Task objective. Could you repeat the entries below word for word, leaving nothing out?

Information provided.
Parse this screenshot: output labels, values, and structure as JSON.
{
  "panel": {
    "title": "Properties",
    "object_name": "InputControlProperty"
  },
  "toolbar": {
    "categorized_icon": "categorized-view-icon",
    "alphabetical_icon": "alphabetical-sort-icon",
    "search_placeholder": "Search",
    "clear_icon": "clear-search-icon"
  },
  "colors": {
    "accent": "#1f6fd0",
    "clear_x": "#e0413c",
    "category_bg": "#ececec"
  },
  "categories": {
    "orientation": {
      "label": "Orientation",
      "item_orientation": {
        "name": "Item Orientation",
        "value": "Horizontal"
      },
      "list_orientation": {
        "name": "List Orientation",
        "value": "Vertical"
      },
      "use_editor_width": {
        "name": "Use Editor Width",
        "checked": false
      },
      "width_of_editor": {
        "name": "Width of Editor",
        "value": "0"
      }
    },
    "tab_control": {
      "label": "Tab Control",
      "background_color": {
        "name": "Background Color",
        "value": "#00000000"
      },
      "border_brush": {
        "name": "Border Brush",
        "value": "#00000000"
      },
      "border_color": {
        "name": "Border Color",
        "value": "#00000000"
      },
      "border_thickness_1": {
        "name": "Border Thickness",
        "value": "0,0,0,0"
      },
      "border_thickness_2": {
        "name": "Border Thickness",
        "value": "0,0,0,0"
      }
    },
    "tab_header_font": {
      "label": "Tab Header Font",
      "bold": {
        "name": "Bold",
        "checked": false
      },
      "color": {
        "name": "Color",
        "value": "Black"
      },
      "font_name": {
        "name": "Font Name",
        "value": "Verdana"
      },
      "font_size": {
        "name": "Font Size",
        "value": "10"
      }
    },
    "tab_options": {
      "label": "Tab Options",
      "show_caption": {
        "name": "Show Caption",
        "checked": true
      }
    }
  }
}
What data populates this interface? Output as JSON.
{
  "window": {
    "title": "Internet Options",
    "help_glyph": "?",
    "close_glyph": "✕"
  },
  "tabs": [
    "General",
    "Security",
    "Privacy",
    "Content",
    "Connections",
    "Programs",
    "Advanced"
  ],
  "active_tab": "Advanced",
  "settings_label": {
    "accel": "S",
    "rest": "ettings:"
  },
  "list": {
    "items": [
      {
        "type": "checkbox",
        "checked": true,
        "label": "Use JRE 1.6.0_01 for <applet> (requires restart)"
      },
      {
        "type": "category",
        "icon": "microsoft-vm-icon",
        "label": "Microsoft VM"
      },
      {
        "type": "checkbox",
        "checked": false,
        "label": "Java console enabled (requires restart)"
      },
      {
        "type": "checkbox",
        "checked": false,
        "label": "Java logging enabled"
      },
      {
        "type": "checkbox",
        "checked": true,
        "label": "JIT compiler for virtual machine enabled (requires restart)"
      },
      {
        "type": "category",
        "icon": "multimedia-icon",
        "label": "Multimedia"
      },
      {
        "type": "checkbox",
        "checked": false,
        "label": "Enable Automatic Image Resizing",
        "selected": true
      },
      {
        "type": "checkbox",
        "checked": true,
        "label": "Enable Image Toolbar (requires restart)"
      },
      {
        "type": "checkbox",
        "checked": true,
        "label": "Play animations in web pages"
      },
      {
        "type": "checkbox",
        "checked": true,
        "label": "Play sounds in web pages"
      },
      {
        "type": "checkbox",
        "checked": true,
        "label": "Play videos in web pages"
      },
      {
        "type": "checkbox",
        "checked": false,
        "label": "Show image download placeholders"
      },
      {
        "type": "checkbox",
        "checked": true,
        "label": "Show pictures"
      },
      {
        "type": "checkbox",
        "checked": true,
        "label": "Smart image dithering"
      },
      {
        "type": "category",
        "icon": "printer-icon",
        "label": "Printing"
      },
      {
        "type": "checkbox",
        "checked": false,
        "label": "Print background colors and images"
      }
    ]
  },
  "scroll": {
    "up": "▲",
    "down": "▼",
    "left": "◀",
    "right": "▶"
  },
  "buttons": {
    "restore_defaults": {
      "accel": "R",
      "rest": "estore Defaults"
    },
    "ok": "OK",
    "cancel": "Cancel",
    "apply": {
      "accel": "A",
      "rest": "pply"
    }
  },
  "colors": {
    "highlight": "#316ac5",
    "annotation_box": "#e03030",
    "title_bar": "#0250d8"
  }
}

Result for this exercise.
Parse this screenshot: output labels, values, and structure as JSON.
{
  "panel": {
    "title": "Properties",
    "object_name": "InputControlProperty"
  },
  "toolbar": {
    "categorized_icon": "categorized-view-icon",
    "alphabetical_icon": "alphabetical-sort-icon",
    "search_placeholder": "Search",
    "clear_icon": "clear-search-icon"
  },
  "colors": {
    "accent": "#1f6fd0",
    "clear_x": "#e0413c",
    "category_bg": "#ececec"
  },
  "categories": {
    "orientation": {
      "label": "Orientation",
      "item_orientation": {
        "name": "Item Orientation",
        "value": "Horizontal"
      },
      "list_orientation": {
        "name": "List Orientation",
        "value": "Vertical"
      },
      "use_editor_width": {
        "name": "Use Editor Width",
        "checked": false
      },
      "width_of_editor": {
        "name": "Width of Editor",
        "value": "0"
      }
    },
    "tab_control": {
      "label": "Tab Control",
      "background_color": {
        "name": "Background Color",
        "value": "#00000000"
      },
      "border_brush": {
        "name": "Border Brush",
        "value": "#00000000"
      },
      "border_color": {
        "name": "Border Color",
        "value": "#00000000"
      },
      "border_thickness_1": {
        "name": "Border Thickness",
        "value": "0,0,0,0"
      },
      "border_thickness_2": {
        "name": "Border Thickness",
        "value": "0,0,0,0"
      }
    },
    "tab_header_font": {
      "label": "Tab Header Font",
      "bold": {
        "name": "Bold",
        "checked": false
      },
      "color": {
        "name": "Color",
        "value": "Black"
      },
      "font_name": {
        "name": "Font Name",
        "value": "Verdana"
      },
      "font_size": {
        "name": "Font Size",
        "value": "10"
      }
    },
    "tab_options": {
      "label": "Tab Options",
      "show_caption": {
        "name": "Show Caption",
        "checked": true
      }
    }
  }
}
What data populates this interface? Output as JSON.
{
  "window": {
    "title": "Internet Options",
    "help_glyph": "?",
    "close_glyph": "✕"
  },
  "tabs": [
    "General",
    "Security",
    "Privacy",
    "Content",
    "Connections",
    "Programs",
    "Advanced"
  ],
  "active_tab": "Advanced",
  "settings_label": {
    "accel": "S",
    "rest": "ettings:"
  },
  "list": {
    "items": [
      {
        "type": "checkbox",
        "checked": true,
        "label": "Use JRE 1.6.0_01 for <applet> (requires restart)"
      },
      {
        "type": "category",
        "icon": "microsoft-vm-icon",
        "label": "Microsoft VM"
      },
      {
        "type": "checkbox",
        "checked": false,
        "label": "Java console enabled (requires restart)"
      },
      {
        "type": "checkbox",
        "checked": false,
        "label": "Java logging enabled"
      },
      {
        "type": "checkbox",
        "checked": true,
        "label": "JIT compiler for virtual machine enabled (requires restart)"
      },
      {
        "type": "category",
        "icon": "multimedia-icon",
        "label": "Multimedia"
      },
      {
        "type": "checkbox",
        "checked": false,
        "label": "Enable Automatic Image Resizing",
        "selected": true
      },
      {
        "type": "checkbox",
        "checked": true,
        "label": "Enable Image Toolbar (requires restart)"
      },
      {
        "type": "checkbox",
        "checked": true,
        "label": "Play animations in web pages"
      },
      {
        "type": "checkbox",
        "checked": true,
        "label": "Play sounds in web pages"
      },
      {
        "type": "checkbox",
        "checked": true,
        "label": "Play videos in web pages"
      },
      {
        "type": "checkbox",
        "checked": false,
        "label": "Show image download placeholders"
      },
      {
        "type": "checkbox",
        "checked": true,
        "label": "Show pictures"
      },
      {
        "type": "checkbox",
        "checked": true,
        "label": "Smart image dithering"
      },
      {
        "type": "category",
        "icon": "printer-icon",
        "label": "Printing"
      },
      {
        "type": "checkbox",
        "checked": false,
        "label": "Print background colors and images"
      }
    ]
  },
  "scroll": {
    "up": "▲",
    "down": "▼",
    "left": "◀",
    "right": "▶"
  },
  "buttons": {
    "restore_defaults": {
      "accel": "R",
      "rest": "estore Defaults"
    },
    "ok": "OK",
    "cancel": "Cancel",
    "apply": {
      "accel": "A",
      "rest": "pply"
    }
  },
  "colors": {
    "highlight": "#316ac5",
    "annotation_box": "#e03030",
    "title_bar": "#0250d8"
  }
}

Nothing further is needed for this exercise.